The Strategic Logic of the Islamic State
By Fawaz A. Gerges
LONDON – The so-called Islamic State (ISIS) continues to pose a serious challenge not just to the Middle East, but to the entire world. While the efforts of a US-led coalition have weakened ISIS, destroying the group has proved difficult – and it has continued to inspire attacks in faraway places, from Brussels to Bangladesh.
To understand how to defeat ISIS once and for all, we first need to comprehend its strategy. And make no mistake: even if the ISIS-associated international attacks seem random, the group’s global crusade does have a strategic logic.
ISIS is fighting for its survival. It has neither the money nor the manpower to fight anything like a traditional war against the US-led coalition and its local allies – at least not for long. What it does have is a message that resonates with certain groups – typically marginalized, disenchanted, and tormented young men – within a broad range of countries, in the Middle East, Europe, and elsewhere. And it has become very good at tapping these sources of manpower.
The group’s spokespeople have repeatedly called on followers and supporters worldwide to strike its enemies, particularly in the West. Inspiring lone wolves and stay-at-home groupies or tight-knit local cells to launch attacks in distant, unpredictable locations is the ultimate weapon of the weak in asymmetric conflicts. It enables ISIS to reap all of the benefits of an attack, while incurring none of the costs.
The benefits are substantial. Such attacks divert attention from ISIS’s losses in Syria and Iraq, and can even make it seem that the group is getting stronger. This not only enhances ISIS’s capacity to recruit and inspire more terrorists; it also penetrates the thinking of citizens in coalition countries. ISIS hopes that, as the human and economic costs of the fight against ISIS accumulate in those countries, particularly in Europe, public opinion may turn against military involvement in Iraq and Syria.
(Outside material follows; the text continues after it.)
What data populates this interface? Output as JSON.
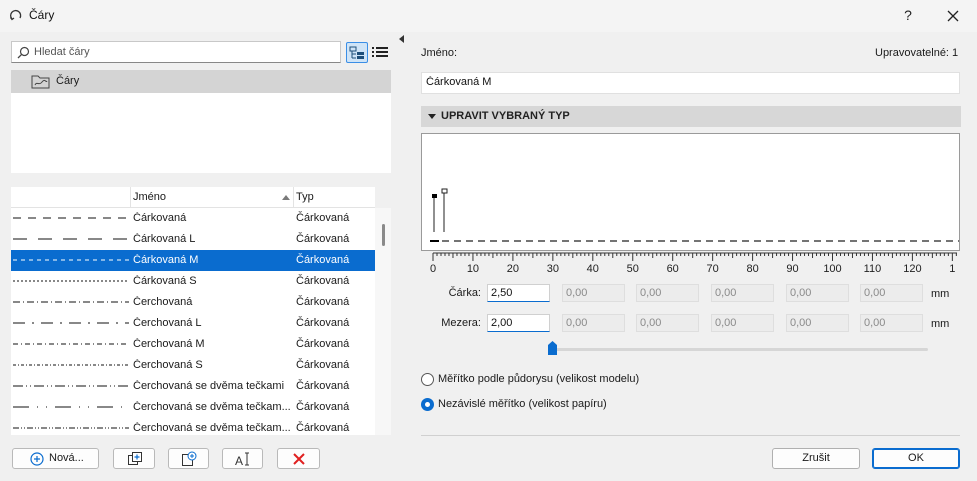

As pressure on ISIS builds – particularly in Mosul, Iraq’s second-largest city, and Raqqa, the Syrian city that has become the self-proclaimed caliphate’s de facto capital – its calls for attacks will intensify. Given a widespread willingness – from San Bernardino to Nice – to heed those calls, the results could be devastating.
Of course, ISIS does not rely entirely on inspiration. It also recruits skilled combatants from just about anywhere – including Tunisia, Morocco, Libya, Jordan, Turkey, France, Belgium, and Britain – whom it then sends to launch spectacular operations, such as those in Istanbul, Brussels, and Paris. There are credible reports that ISIS has even established an external branch responsible for plotting terrorist operations abroad.
If Mosul and Raqqa fall in the coming year, as seems likely, thousands of surviving ISIS combatants will return to their home countries, where they are likely to continue waging their war with terror attacks. As a result, the coming year is bound to be at least as bloody as the last one.
Who will bear the brunt of ISIS’s desperation? The US tops the list of ISIS’s enemies. But dispatching fighters there from the Middle East poses a logistical challenge. And there are only about 100 Americans fighting with ISIS, meaning that, in the US, inspiration is ISIS’s main tactic.
European and Muslim countries are much more convenient targets, and not only in geographic terms. Most ISIS fighters are from the Arab world, and 4,000 European men and women have joined the group.
Of the European countries, France, which has assumed a leadership role in the fight against ISIS, is the most vulnerable. It has already suffered more casualties than all of its neighbors together, with 235 people killed in the last 18 months.
One reason for this is that the sense of exclusion and alienation felt by a large segment of France’s Muslim community has made it easier for ISIS to recruit in the country. Some 1,200 French nationals have joined as fighters – the largest contingent of Westerners in the group. Add to that serious gaps in France’s domestic security arrangements, and the odds of further attacks appear high.
But as much as ISIS wants to hurt the West, the countries of the Middle East – especially the Shia regimes of Iraq and Syria, plus their Iranian ally – remain its prime target. After all, ISIS’s effort to build a caliphate requires it to control territory. The struggle against America, Europe, and even Israel must be deferred until a Sunni Islamic state is built in the heart of Arabia.
Given this, it is crucial that the security threat posed by terror attacks does not overshadow, particularly for Western leaders, the imperative of dismantling ISIS’s pseudo-state in Iraq and Syria. But even when that task is finished, ISIS will still wield its ideology as a weapon to attract fighters to engage in guerrilla warfare in Iraq and Syria, and in terrorism abroad.
That is why it is also necessary to cut off the social and ideological oxygen that has nourished ISIS’s spectacular rise. This means addressing the Middle East’s broken politics, including both its causes (such as the geostrategic rivalry between Sunni-ruled Saudi Arabia and Shia-led Iran) and its symptoms (including the civil wars spreading through the Arabian heartland). Only then can the Arab-Islamic world and the international community defeat ISIS and others like them.
Fawaz A. Gerges, Professor of International Relations at the London School of Economics and Political Science, is the author of ISIS: A History.
Copyright: Project Syndicate, 2016.